YOUR GOAL: What you return must match the records exactly.

(Web page and app entries)

Content starts

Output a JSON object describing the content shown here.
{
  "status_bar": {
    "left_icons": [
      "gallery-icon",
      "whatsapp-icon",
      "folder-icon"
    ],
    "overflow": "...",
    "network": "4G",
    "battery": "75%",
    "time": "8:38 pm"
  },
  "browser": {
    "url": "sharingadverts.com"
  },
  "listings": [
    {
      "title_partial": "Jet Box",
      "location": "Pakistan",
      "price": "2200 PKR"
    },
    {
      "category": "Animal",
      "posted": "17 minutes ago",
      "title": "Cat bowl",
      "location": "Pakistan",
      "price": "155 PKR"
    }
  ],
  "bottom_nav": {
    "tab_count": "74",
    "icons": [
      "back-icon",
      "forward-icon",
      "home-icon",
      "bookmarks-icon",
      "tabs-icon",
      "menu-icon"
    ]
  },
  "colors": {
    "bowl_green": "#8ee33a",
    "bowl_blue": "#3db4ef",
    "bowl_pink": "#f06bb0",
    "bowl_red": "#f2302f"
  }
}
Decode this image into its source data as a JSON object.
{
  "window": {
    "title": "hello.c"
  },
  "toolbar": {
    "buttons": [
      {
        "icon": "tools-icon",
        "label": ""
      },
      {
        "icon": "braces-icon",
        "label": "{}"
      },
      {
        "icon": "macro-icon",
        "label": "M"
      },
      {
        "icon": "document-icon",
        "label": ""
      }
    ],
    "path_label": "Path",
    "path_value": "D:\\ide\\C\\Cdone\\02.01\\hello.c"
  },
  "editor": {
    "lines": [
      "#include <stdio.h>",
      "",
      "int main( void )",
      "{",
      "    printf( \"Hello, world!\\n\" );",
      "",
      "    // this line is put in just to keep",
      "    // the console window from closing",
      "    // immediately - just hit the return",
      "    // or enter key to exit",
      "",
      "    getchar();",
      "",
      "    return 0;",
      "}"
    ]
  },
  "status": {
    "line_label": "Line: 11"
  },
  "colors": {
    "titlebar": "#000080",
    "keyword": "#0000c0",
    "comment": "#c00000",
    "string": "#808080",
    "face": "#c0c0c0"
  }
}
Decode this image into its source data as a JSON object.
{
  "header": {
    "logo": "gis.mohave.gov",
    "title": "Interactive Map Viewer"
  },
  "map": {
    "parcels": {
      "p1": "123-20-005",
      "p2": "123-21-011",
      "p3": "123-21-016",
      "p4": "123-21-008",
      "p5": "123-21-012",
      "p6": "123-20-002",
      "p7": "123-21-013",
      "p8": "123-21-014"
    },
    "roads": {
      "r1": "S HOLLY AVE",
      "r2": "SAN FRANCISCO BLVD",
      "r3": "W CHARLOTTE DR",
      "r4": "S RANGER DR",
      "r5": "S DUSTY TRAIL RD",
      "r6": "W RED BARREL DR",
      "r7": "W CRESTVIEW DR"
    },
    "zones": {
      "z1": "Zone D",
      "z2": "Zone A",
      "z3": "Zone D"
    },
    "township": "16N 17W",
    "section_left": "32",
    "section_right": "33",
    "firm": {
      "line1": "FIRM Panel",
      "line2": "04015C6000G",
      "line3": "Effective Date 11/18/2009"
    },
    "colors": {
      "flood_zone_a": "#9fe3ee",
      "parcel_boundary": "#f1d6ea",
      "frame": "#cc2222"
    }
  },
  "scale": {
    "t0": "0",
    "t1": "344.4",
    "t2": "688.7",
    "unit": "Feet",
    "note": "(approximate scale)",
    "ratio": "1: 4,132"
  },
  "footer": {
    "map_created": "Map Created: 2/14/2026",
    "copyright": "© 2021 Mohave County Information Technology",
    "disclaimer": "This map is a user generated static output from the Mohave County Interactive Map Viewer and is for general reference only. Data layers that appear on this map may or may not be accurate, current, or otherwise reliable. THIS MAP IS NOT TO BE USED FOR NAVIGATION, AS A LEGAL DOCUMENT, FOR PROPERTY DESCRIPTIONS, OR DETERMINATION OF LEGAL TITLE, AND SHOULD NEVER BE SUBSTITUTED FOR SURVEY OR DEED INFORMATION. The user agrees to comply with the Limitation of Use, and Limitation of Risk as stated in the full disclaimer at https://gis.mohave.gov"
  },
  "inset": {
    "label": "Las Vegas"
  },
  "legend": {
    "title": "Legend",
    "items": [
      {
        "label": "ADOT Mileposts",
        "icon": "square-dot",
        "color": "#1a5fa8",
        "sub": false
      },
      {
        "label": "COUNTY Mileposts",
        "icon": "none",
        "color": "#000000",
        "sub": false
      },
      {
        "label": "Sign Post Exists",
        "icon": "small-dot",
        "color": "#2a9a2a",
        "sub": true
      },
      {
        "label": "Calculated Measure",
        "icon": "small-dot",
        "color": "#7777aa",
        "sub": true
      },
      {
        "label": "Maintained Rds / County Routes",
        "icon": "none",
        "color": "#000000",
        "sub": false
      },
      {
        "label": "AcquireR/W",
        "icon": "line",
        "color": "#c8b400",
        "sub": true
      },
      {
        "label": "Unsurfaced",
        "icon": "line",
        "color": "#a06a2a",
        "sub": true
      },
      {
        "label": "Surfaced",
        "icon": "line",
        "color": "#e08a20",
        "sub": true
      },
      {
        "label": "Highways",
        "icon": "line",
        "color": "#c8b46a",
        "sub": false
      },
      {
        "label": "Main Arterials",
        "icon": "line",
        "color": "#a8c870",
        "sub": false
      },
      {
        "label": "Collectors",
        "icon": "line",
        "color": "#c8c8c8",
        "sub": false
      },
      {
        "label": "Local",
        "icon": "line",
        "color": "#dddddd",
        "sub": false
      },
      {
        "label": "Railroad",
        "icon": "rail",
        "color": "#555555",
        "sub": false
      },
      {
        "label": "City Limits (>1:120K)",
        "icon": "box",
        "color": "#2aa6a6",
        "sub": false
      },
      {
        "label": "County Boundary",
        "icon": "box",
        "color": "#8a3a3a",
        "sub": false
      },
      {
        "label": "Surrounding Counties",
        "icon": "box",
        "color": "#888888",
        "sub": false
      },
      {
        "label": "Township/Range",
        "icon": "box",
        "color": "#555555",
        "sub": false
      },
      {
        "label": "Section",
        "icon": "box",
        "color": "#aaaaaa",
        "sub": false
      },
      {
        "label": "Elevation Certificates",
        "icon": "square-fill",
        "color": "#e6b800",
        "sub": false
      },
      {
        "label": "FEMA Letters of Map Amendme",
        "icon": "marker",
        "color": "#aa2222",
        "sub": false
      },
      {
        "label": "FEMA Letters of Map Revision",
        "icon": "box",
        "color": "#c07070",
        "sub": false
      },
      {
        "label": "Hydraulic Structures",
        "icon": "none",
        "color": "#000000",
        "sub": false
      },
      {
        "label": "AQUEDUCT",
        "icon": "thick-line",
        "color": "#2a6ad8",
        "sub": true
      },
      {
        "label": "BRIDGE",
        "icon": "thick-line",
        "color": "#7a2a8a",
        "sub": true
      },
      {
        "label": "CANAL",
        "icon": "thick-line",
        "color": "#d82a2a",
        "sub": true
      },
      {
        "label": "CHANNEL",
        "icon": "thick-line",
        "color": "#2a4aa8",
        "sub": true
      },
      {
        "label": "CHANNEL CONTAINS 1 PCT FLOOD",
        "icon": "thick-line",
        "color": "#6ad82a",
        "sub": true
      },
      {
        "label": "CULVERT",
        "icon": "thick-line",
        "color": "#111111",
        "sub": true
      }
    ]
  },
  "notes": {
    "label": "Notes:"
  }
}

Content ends

RESPONSE FOR THIS EXERCISE:
Output a JSON object describing the content shown here.
{
  "status_bar": {
    "left_icons": [
      "gallery-icon",
      "whatsapp-icon",
      "folder-icon"
    ],
    "overflow": "...",
    "network": "4G",
    "battery": "75%",
    "time": "8:38 pm"
  },
  "browser": {
    "url": "sharingadverts.com"
  },
  "listings": [
    {
      "title_partial": "Jet Box",
      "location": "Pakistan",
      "price": "2200 PKR"
    },
    {
      "category": "Animal",
      "posted": "17 minutes ago",
      "title": "Cat bowl",
      "location": "Pakistan",
      "price": "155 PKR"
    }
  ],
  "bottom_nav": {
    "tab_count": "74",
    "icons": [
      "back-icon",
      "forward-icon",
      "home-icon",
      "bookmarks-icon",
      "tabs-icon",
      "menu-icon"
    ]
  },
  "colors": {
    "bowl_green": "#8ee33a",
    "bowl_blue": "#3db4ef",
    "bowl_pink": "#f06bb0",
    "bowl_red": "#f2302f"
  }
}
Decode this image into its source data as a JSON object.
{
  "window": {
    "title": "hello.c"
  },
  "toolbar": {
    "buttons": [
      {
        "icon": "tools-icon",
        "label": ""
      },
      {
        "icon": "braces-icon",
        "label": "{}"
      },
      {
        "icon": "macro-icon",
        "label": "M"
      },
      {
        "icon": "document-icon",
        "label": ""
      }
    ],
    "path_label": "Path",
    "path_value": "D:\\ide\\C\\Cdone\\02.01\\hello.c"
  },
  "editor": {
    "lines": [
      "#include <stdio.h>",
      "",
      "int main( void )",
      "{",
      "    printf( \"Hello, world!\\n\" );",
      "",
      "    // this line is put in just to keep",
      "    // the console window from closing",
      "    // immediately - just hit the return",
      "    // or enter key to exit",
      "",
      "    getchar();",
      "",
      "    return 0;",
      "}"
    ]
  },
  "status": {
    "line_label": "Line: 11"
  },
  "colors": {
    "titlebar": "#000080",
    "keyword": "#0000c0",
    "comment": "#c00000",
    "string": "#808080",
    "face": "#c0c0c0"
  }
}
Decode this image into its source data as a JSON object.
{
  "header": {
    "logo": "gis.mohave.gov",
    "title": "Interactive Map Viewer"
  },
  "map": {
    "parcels": {
      "p1": "123-20-005",
      "p2": "123-21-011",
      "p3": "123-21-016",
      "p4": "123-21-008",
      "p5": "123-21-012",
      "p6": "123-20-002",
      "p7": "123-21-013",
      "p8": "123-21-014"
    },
    "roads": {
      "r1": "S HOLLY AVE",
      "r2": "SAN FRANCISCO BLVD",
      "r3": "W CHARLOTTE DR",
      "r4": "S RANGER DR",
      "r5": "S DUSTY TRAIL RD",
      "r6": "W RED BARREL DR",
      "r7": "W CRESTVIEW DR"
    },
    "zones": {
      "z1": "Zone D",
      "z2": "Zone A",
      "z3": "Zone D"
    },
    "township": "16N 17W",
    "section_left": "32",
    "section_right": "33",
    "firm": {
      "line1": "FIRM Panel",
      "line2": "04015C6000G",
      "line3": "Effective Date 11/18/2009"
    },
    "colors": {
      "flood_zone_a": "#9fe3ee",
      "parcel_boundary": "#f1d6ea",
      "frame": "#cc2222"
    }
  },
  "scale": {
    "t0": "0",
    "t1": "344.4",
    "t2": "688.7",
    "unit": "Feet",
    "note": "(approximate scale)",
    "ratio": "1: 4,132"
  },
  "footer": {
    "map_created": "Map Created: 2/14/2026",
    "copyright": "© 2021 Mohave County Information Technology",
    "disclaimer": "This map is a user generated static output from the Mohave County Interactive Map Viewer and is for general reference only. Data layers that appear on this map may or may not be accurate, current, or otherwise reliable. THIS MAP IS NOT TO BE USED FOR NAVIGATION, AS A LEGAL DOCUMENT, FOR PROPERTY DESCRIPTIONS, OR DETERMINATION OF LEGAL TITLE, AND SHOULD NEVER BE SUBSTITUTED FOR SURVEY OR DEED INFORMATION. The user agrees to comply with the Limitation of Use, and Limitation of Risk as stated in the full disclaimer at https://gis.mohave.gov"
  },
  "inset": {
    "label": "Las Vegas"
  },
  "legend": {
    "title": "Legend",
    "items": [
      {
        "label": "ADOT Mileposts",
        "icon": "square-dot",
        "color": "#1a5fa8",
        "sub": false
      },
      {
        "label": "COUNTY Mileposts",
        "icon": "none",
        "color": "#000000",
        "sub": false
      },
      {
        "label": "Sign Post Exists",
        "icon": "small-dot",
        "color": "#2a9a2a",
        "sub": true
      },
      {
        "label": "Calculated Measure",
        "icon": "small-dot",
        "color": "#7777aa",
        "sub": true
      },
      {
        "label": "Maintained Rds / County Routes",
        "icon": "none",
        "color": "#000000",
        "sub": false
      },
      {
        "label": "AcquireR/W",
        "icon": "line",
        "color": "#c8b400",
        "sub": true
      },
      {
        "label": "Unsurfaced",
        "icon": "line",
        "color": "#a06a2a",
        "sub": true
      },
      {
        "label": "Surfaced",
        "icon": "line",
        "color": "#e08a20",
        "sub": true
      },
      {
        "label": "Highways",
        "icon": "line",
        "color": "#c8b46a",
        "sub": false
      },
      {
        "label": "Main Arterials",
        "icon": "line",
        "color": "#a8c870",
        "sub": false
      },
      {
        "label": "Collectors",
        "icon": "line",
        "color": "#c8c8c8",
        "sub": false
      },
      {
        "label": "Local",
        "icon": "line",
        "color": "#dddddd",
        "sub": false
      },
      {
        "label": "Railroad",
        "icon": "rail",
        "color": "#555555",
        "sub": false
      },
      {
        "label": "City Limits (>1:120K)",
        "icon": "box",
        "color": "#2aa6a6",
        "sub": false
      },
      {
        "label": "County Boundary",
        "icon": "box",
        "color": "#8a3a3a",
        "sub": false
      },
      {
        "label": "Surrounding Counties",
        "icon": "box",
        "color": "#888888",
        "sub": false
      },
      {
        "label": "Township/Range",
        "icon": "box",
        "color": "#555555",
        "sub": false
      },
      {
        "label": "Section",
        "icon": "box",
        "color": "#aaaaaa",
        "sub": false
      },
      {
        "label": "Elevation Certificates",
        "icon": "square-fill",
        "color": "#e6b800",
        "sub": false
      },
      {
        "label": "FEMA Letters of Map Amendme",
        "icon": "marker",
        "color": "#aa2222",
        "sub": false
      },
      {
        "label": "FEMA Letters of Map Revision",
        "icon": "box",
        "color": "#c07070",
        "sub": false
      },
      {
        "label": "Hydraulic Structures",
        "icon": "none",
        "color": "#000000",
        "sub": false
      },
      {
        "label": "AQUEDUCT",
        "icon": "thick-line",
        "color": "#2a6ad8",
        "sub": true
      },
      {
        "label": "BRIDGE",
        "icon": "thick-line",
        "color": "#7a2a8a",
        "sub": true
      },
      {
        "label": "CANAL",
        "icon": "thick-line",
        "color": "#d82a2a",
        "sub": true
      },
      {
        "label": "CHANNEL",
        "icon": "thick-line",
        "color": "#2a4aa8",
        "sub": true
      },
      {
        "label": "CHANNEL CONTAINS 1 PCT FLOOD",
        "icon": "thick-line",
        "color": "#6ad82a",
        "sub": true
      },
      {
        "label": "CULVERT",
        "icon": "thick-line",
        "color": "#111111",
        "sub": true
      }
    ]
  },
  "notes": {
    "label": "Notes:"
  }
}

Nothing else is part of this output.